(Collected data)

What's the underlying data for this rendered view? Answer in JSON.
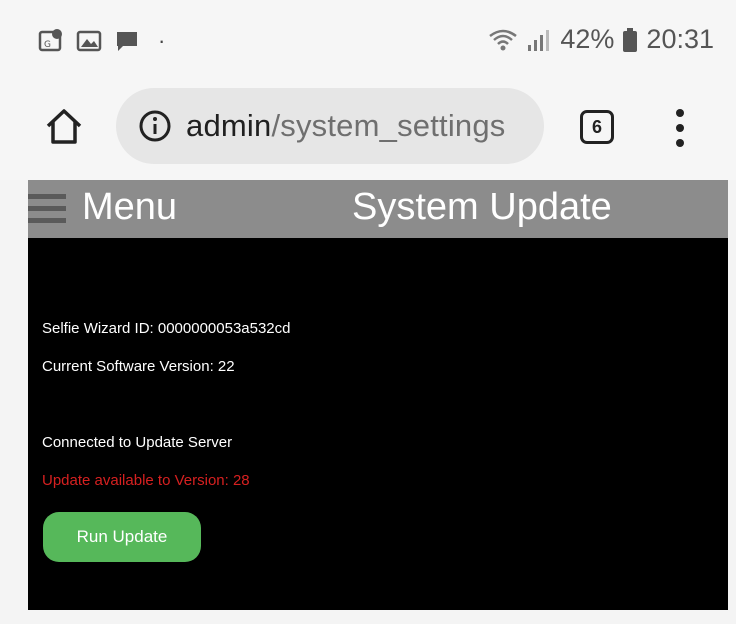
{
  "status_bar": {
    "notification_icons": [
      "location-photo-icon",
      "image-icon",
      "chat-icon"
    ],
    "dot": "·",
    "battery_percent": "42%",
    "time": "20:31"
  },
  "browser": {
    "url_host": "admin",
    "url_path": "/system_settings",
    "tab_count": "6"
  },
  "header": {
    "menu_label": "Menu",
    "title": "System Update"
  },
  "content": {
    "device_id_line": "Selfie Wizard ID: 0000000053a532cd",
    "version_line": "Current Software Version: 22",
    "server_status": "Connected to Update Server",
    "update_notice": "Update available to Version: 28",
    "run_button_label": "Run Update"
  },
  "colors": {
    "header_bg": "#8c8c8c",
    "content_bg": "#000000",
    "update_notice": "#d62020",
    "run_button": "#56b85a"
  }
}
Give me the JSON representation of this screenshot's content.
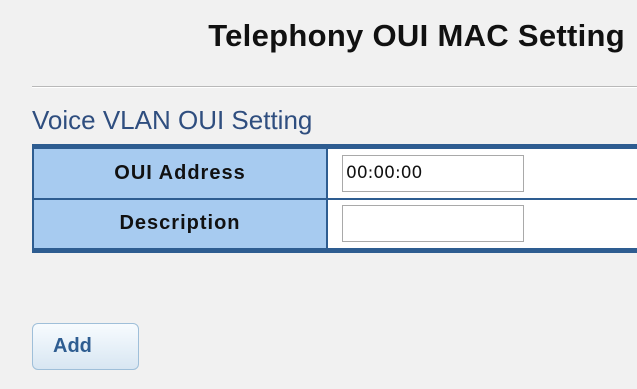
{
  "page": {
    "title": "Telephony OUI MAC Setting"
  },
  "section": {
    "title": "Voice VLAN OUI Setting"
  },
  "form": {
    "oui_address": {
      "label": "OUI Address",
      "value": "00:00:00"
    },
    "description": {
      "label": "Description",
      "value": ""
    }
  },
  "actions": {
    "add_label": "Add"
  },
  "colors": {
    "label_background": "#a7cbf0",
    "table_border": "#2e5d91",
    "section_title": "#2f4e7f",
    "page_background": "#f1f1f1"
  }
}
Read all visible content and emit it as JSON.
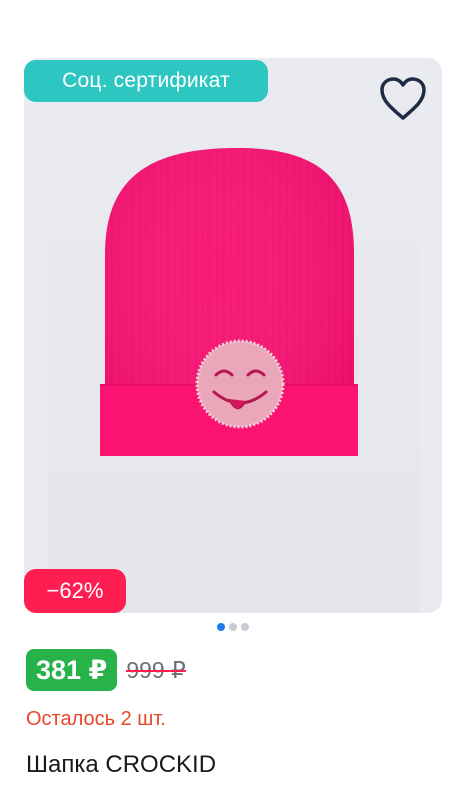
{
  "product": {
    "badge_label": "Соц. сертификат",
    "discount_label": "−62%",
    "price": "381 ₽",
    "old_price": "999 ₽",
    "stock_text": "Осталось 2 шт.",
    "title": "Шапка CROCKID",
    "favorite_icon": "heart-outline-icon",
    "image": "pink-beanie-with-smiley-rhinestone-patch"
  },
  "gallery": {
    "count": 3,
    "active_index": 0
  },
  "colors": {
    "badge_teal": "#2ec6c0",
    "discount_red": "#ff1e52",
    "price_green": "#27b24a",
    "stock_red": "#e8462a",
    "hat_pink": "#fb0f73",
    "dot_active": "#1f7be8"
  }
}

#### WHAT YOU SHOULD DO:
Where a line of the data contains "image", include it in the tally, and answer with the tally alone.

#### EXERCISE ANSWER:
2